Please restate the data word for word.
(Beginning of INFORMATION PROVIDED)
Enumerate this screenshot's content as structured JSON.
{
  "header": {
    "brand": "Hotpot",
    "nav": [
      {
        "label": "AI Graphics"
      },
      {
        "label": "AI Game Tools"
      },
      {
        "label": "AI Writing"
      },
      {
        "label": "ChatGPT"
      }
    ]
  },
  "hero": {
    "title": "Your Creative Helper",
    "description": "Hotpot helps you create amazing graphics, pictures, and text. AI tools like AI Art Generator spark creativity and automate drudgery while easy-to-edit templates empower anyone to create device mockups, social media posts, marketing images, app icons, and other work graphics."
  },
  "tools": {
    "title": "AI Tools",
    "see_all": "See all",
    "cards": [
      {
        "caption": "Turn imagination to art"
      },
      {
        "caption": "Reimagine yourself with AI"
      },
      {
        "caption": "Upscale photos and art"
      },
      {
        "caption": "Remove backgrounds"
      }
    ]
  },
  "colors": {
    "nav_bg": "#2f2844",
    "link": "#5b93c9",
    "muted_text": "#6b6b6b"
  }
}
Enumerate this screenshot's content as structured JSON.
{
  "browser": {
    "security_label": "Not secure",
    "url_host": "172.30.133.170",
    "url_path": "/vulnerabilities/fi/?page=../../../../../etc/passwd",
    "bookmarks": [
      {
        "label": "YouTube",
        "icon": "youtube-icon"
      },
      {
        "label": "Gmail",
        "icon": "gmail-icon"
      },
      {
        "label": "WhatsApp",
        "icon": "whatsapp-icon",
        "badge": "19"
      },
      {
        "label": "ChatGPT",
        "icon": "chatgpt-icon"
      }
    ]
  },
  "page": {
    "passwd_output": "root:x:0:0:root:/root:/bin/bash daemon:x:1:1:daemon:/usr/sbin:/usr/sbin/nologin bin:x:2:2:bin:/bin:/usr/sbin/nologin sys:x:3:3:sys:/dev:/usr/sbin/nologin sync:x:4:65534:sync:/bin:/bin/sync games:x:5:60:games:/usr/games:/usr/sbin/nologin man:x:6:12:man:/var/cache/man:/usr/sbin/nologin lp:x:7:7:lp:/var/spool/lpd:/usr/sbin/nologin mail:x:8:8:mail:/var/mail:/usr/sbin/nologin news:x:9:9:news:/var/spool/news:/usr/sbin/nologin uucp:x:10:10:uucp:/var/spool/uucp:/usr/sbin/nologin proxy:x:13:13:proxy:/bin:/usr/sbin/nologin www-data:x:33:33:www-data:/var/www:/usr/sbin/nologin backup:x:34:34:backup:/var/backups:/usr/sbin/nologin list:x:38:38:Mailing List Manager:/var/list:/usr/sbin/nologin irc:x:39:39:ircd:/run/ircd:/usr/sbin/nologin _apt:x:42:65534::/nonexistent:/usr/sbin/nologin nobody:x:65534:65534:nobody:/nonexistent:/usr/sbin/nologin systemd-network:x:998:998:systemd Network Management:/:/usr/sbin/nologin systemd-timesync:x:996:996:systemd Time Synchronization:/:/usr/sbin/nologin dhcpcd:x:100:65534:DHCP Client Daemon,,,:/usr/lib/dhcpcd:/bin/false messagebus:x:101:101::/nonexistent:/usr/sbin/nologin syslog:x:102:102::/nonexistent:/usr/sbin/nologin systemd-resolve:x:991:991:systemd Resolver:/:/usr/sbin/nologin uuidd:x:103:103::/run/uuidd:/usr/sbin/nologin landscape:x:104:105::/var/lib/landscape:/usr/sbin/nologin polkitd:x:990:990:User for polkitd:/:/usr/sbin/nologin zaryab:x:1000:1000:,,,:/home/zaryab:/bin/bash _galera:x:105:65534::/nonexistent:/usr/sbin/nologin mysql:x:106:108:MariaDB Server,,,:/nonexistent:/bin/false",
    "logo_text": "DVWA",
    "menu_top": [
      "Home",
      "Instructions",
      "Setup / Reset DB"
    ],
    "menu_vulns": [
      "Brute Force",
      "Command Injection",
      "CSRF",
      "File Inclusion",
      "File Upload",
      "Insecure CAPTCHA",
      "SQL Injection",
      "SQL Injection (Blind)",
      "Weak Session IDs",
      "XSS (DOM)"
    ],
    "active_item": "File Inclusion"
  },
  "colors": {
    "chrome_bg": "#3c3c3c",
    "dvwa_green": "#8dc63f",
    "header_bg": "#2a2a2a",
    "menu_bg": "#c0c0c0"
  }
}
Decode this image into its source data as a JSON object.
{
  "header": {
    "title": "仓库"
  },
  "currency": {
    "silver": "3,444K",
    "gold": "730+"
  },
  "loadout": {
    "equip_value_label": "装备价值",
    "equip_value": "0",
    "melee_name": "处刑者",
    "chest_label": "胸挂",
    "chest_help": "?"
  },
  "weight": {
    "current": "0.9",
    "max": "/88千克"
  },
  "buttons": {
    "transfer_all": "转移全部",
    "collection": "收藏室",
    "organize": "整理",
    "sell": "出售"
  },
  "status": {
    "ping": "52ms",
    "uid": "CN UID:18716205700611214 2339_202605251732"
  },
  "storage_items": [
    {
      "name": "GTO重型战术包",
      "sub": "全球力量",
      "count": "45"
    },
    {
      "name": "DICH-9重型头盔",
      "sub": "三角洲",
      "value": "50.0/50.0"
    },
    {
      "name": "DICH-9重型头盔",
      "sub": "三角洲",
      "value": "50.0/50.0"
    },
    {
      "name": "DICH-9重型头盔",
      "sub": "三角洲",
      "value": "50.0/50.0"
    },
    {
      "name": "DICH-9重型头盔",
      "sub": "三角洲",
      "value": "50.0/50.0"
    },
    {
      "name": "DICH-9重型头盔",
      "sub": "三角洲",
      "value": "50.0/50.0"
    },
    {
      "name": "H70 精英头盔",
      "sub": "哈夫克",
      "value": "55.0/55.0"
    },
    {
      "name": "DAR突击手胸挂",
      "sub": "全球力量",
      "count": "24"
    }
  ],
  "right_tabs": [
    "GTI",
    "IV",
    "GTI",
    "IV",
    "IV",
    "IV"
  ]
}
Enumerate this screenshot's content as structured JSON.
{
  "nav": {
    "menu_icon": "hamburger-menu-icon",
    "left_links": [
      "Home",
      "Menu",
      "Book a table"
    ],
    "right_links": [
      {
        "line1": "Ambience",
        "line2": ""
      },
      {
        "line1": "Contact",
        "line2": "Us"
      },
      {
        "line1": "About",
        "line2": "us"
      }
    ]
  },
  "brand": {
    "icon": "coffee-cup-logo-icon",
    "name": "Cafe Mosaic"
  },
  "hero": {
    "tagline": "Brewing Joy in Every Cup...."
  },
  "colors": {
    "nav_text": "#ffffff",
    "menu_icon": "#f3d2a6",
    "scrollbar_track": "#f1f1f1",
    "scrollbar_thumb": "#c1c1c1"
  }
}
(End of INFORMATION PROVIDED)
:: FINAL ANSWER ::
Enumerate this screenshot's content as structured JSON.
{
  "header": {
    "brand": "Hotpot",
    "nav": [
      {
        "label": "AI Graphics"
      },
      {
        "label": "AI Game Tools"
      },
      {
        "label": "AI Writing"
      },
      {
        "label": "ChatGPT"
      }
    ]
  },
  "hero": {
    "title": "Your Creative Helper",
    "description": "Hotpot helps you create amazing graphics, pictures, and text. AI tools like AI Art Generator spark creativity and automate drudgery while easy-to-edit templates empower anyone to create device mockups, social media posts, marketing images, app icons, and other work graphics."
  },
  "tools": {
    "title": "AI Tools",
    "see_all": "See all",
    "cards": [
      {
        "caption": "Turn imagination to art"
      },
      {
        "caption": "Reimagine yourself with AI"
      },
      {
        "caption": "Upscale photos and art"
      },
      {
        "caption": "Remove backgrounds"
      }
    ]
  },
  "colors": {
    "nav_bg": "#2f2844",
    "link": "#5b93c9",
    "muted_text": "#6b6b6b"
  }
}
Enumerate this screenshot's content as structured JSON.
{
  "browser": {
    "security_label": "Not secure",
    "url_host": "172.30.133.170",
    "url_path": "/vulnerabilities/fi/?page=../../../../../etc/passwd",
    "bookmarks": [
      {
        "label": "YouTube",
        "icon": "youtube-icon"
      },
      {
        "label": "Gmail",
        "icon": "gmail-icon"
      },
      {
        "label": "WhatsApp",
        "icon": "whatsapp-icon",
        "badge": "19"
      },
      {
        "label": "ChatGPT",
        "icon": "chatgpt-icon"
      }
    ]
  },
  "page": {
    "passwd_output": "root:x:0:0:root:/root:/bin/bash daemon:x:1:1:daemon:/usr/sbin:/usr/sbin/nologin bin:x:2:2:bin:/bin:/usr/sbin/nologin sys:x:3:3:sys:/dev:/usr/sbin/nologin sync:x:4:65534:sync:/bin:/bin/sync games:x:5:60:games:/usr/games:/usr/sbin/nologin man:x:6:12:man:/var/cache/man:/usr/sbin/nologin lp:x:7:7:lp:/var/spool/lpd:/usr/sbin/nologin mail:x:8:8:mail:/var/mail:/usr/sbin/nologin news:x:9:9:news:/var/spool/news:/usr/sbin/nologin uucp:x:10:10:uucp:/var/spool/uucp:/usr/sbin/nologin proxy:x:13:13:proxy:/bin:/usr/sbin/nologin www-data:x:33:33:www-data:/var/www:/usr/sbin/nologin backup:x:34:34:backup:/var/backups:/usr/sbin/nologin list:x:38:38:Mailing List Manager:/var/list:/usr/sbin/nologin irc:x:39:39:ircd:/run/ircd:/usr/sbin/nologin _apt:x:42:65534::/nonexistent:/usr/sbin/nologin nobody:x:65534:65534:nobody:/nonexistent:/usr/sbin/nologin systemd-network:x:998:998:systemd Network Management:/:/usr/sbin/nologin systemd-timesync:x:996:996:systemd Time Synchronization:/:/usr/sbin/nologin dhcpcd:x:100:65534:DHCP Client Daemon,,,:/usr/lib/dhcpcd:/bin/false messagebus:x:101:101::/nonexistent:/usr/sbin/nologin syslog:x:102:102::/nonexistent:/usr/sbin/nologin systemd-resolve:x:991:991:systemd Resolver:/:/usr/sbin/nologin uuidd:x:103:103::/run/uuidd:/usr/sbin/nologin landscape:x:104:105::/var/lib/landscape:/usr/sbin/nologin polkitd:x:990:990:User for polkitd:/:/usr/sbin/nologin zaryab:x:1000:1000:,,,:/home/zaryab:/bin/bash _galera:x:105:65534::/nonexistent:/usr/sbin/nologin mysql:x:106:108:MariaDB Server,,,:/nonexistent:/bin/false",
    "logo_text": "DVWA",
    "menu_top": [
      "Home",
      "Instructions",
      "Setup / Reset DB"
    ],
    "menu_vulns": [
      "Brute Force",
      "Command Injection",
      "CSRF",
      "File Inclusion",
      "File Upload",
      "Insecure CAPTCHA",
      "SQL Injection",
      "SQL Injection (Blind)",
      "Weak Session IDs",
      "XSS (DOM)"
    ],
    "active_item": "File Inclusion"
  },
  "colors": {
    "chrome_bg": "#3c3c3c",
    "dvwa_green": "#8dc63f",
    "header_bg": "#2a2a2a",
    "menu_bg": "#c0c0c0"
  }
}
Decode this image into its source data as a JSON object.
{
  "header": {
    "title": "仓库"
  },
  "currency": {
    "silver": "3,444K",
    "gold": "730+"
  },
  "loadout": {
    "equip_value_label": "装备价值",
    "equip_value": "0",
    "melee_name": "处刑者",
    "chest_label": "胸挂",
    "chest_help": "?"
  },
  "weight": {
    "current": "0.9",
    "max": "/88千克"
  },
  "buttons": {
    "transfer_all": "转移全部",
    "collection": "收藏室",
    "organize": "整理",
    "sell": "出售"
  },
  "status": {
    "ping": "52ms",
    "uid": "CN UID:18716205700611214 2339_202605251732"
  },
  "storage_items": [
    {
      "name": "GTO重型战术包",
      "sub": "全球力量",
      "count": "45"
    },
    {
      "name": "DICH-9重型头盔",
      "sub": "三角洲",
      "value": "50.0/50.0"
    },
    {
      "name": "DICH-9重型头盔",
      "sub": "三角洲",
      "value": "50.0/50.0"
    },
    {
      "name": "DICH-9重型头盔",
      "sub": "三角洲",
      "value": "50.0/50.0"
    },
    {
      "name": "DICH-9重型头盔",
      "sub": "三角洲",
      "value": "50.0/50.0"
    },
    {
      "name": "DICH-9重型头盔",
      "sub": "三角洲",
      "value": "50.0/50.0"
    },
    {
      "name": "H70 精英头盔",
      "sub": "哈夫克",
      "value": "55.0/55.0"
    },
    {
      "name": "DAR突击手胸挂",
      "sub": "全球力量",
      "count": "24"
    }
  ],
  "right_tabs": [
    "GTI",
    "IV",
    "GTI",
    "IV",
    "IV",
    "IV"
  ]
}
Enumerate this screenshot's content as structured JSON.
{
  "nav": {
    "menu_icon": "hamburger-menu-icon",
    "left_links": [
      "Home",
      "Menu",
      "Book a table"
    ],
    "right_links": [
      {
        "line1": "Ambience",
        "line2": ""
      },
      {
        "line1": "Contact",
        "line2": "Us"
      },
      {
        "line1": "About",
        "line2": "us"
      }
    ]
  },
  "brand": {
    "icon": "coffee-cup-logo-icon",
    "name": "Cafe Mosaic"
  },
  "hero": {
    "tagline": "Brewing Joy in Every Cup...."
  },
  "colors": {
    "nav_text": "#ffffff",
    "menu_icon": "#f3d2a6",
    "scrollbar_track": "#f1f1f1",
    "scrollbar_thumb": "#c1c1c1"
  }
}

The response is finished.